Though at last year's E3 Sony focused on the expensive and disc-free PSP Go as a means of revamping the PSP, this year Sony took a defensive strategy, emphasizing quality of games. Sony announced that 70 new games would be available by year's end, some of which look extremely well-made.
Among the highlights were God of War: Ghosts of Sparta, the sequel to the surprisingly great Chains of Olympus game, and a console-quality version of Kingdom Hearts. Invizimals, an augmented-reality game we were bullish about last year, was reintroduced, along with the PSP camera accessory we still haven't seen. The technology, involving hunting rendered creatures superimposed over a player's actual surroundings seen by the camera, is still compelling, though slightly less fresh than it was in 2009.
Persona 3, Valkyria II, Patapon 3, Hot Shots Tennis, Ace Combat Joint Assault, and a PSP version of EyePet were among the many titles name-dropped.

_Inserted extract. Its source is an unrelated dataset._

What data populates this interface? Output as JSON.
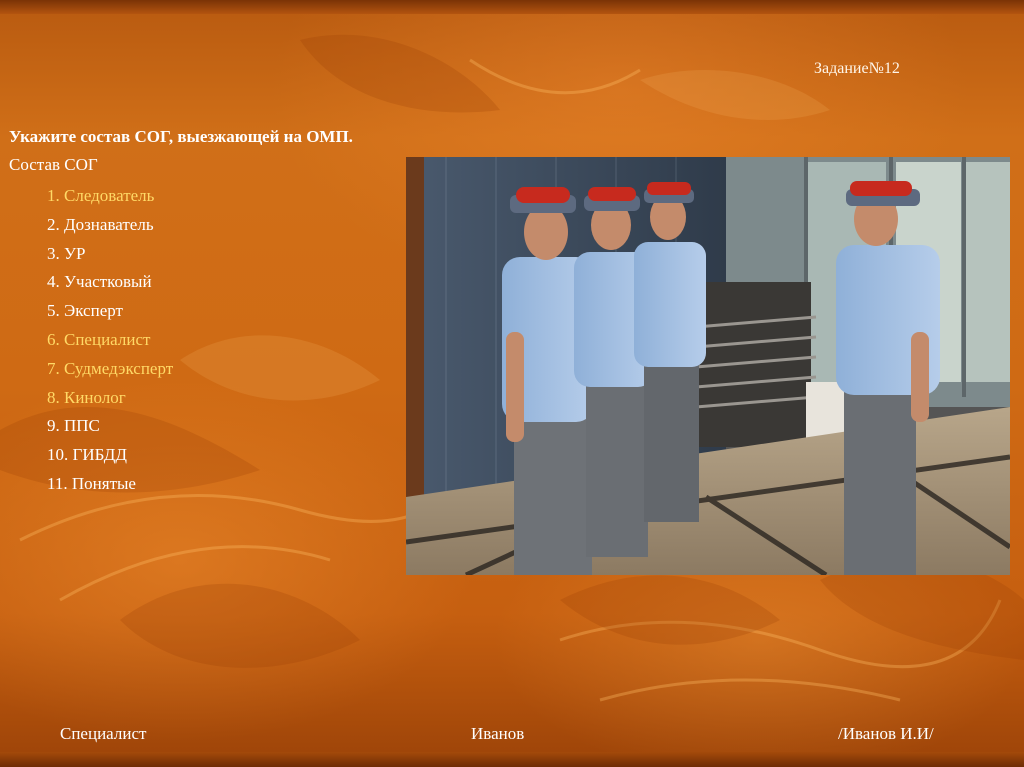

Of perhaps equal interest, however, was Sony's new "PSP mascot" revealed at E3 to be a counterpoint to the PS3's Kevin Butler. The fictional 12-year-old Marcus Rivers is a tough-talking PSP fanboy who focuses on the hardcore and long-lasting gameplay value of PSP games--a clear attempt to drive home the value in games like Metal Gear Solid: Peace Walker. Dollar for dollar, hour for hour, Sony and the PSP's new mascot might be right. But is that argument enough to save the PSP in a landscape of cheaper, quick-fix, casual gaming? Right now, it looks like Sony merely applied a bandage to the PSP's open chest wound.